Fearing that anti-war speeches and street pamphlets would undermine the war effort, President Woodrow Wilson and Congress passed two laws, the Espionage Act of 1917 and the Sedition Act of 1918, that criminalized any “disloyal, profane, scurrilous, or abusive language” about the U.S. government or military, or any speech intended to “incite insubordination, disloyalty, mutiny, or refusal of duty.” The previous Alien and Sedition Acts passed in 1798 had been mostly repealed or had expired by 1802.

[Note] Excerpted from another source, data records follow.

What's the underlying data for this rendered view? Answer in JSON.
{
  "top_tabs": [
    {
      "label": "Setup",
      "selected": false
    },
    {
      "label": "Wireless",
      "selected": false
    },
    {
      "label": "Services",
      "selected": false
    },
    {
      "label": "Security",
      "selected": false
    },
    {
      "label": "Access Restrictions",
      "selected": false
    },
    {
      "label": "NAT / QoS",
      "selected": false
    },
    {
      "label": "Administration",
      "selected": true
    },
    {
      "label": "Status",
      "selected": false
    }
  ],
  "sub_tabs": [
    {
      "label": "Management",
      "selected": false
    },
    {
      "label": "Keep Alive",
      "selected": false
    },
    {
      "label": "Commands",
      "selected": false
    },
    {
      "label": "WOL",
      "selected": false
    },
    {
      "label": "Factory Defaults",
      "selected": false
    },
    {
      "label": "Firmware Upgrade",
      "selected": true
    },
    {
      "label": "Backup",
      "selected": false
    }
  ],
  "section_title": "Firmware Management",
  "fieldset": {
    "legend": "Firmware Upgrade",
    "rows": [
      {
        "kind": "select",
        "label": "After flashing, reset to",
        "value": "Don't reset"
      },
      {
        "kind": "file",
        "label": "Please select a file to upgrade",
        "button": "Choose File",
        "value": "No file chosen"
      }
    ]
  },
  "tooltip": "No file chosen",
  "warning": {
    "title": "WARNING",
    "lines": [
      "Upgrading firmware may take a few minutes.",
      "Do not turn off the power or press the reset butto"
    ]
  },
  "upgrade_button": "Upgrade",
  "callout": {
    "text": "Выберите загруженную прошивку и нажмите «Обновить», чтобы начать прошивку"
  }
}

The two broadly worded laws passed in 1917 and 1918 ultimately came to be viewed as some of the most egregious violations of the Constitution’s free speech protections ever. They were written in an environment of wartime panic, and resulted in the arrest and prosecution of more than 2,000 Americans, some of whom were sentenced to 20 years in prison for sedition.

A handful of those convictions were appealed to the Supreme Court, which upheld the Espionage and Sedition Acts as constitutional limits on free speech in a time of war. The famous decision penned by Justice Oliver Wendell Holmes introduced the “clear and present danger” test, which he compared to shouting “fire!” in a crowded theater.

You can read more about this by clicking here.

James (“Jim”) Patton BS BA MPA is a retired state official from Shawnee, Kansas and a frequent contributor to several WW1 e-publications, including "Roads to the Great War," "St. Mihiel Tripwire," "Over the Top" and "Medicine in the First World War." He has spent many hours walking the WW1 battlefields, and is also an authority on British regiments and a collector of their badges. An Army Engineer during the Vietnam War, he does work for the US World War 1 Centennial Commission and has memberships in the WW1 Historical Association, the Western Front Association, the Indian Military Historical Society and the Salonika Campaign Society.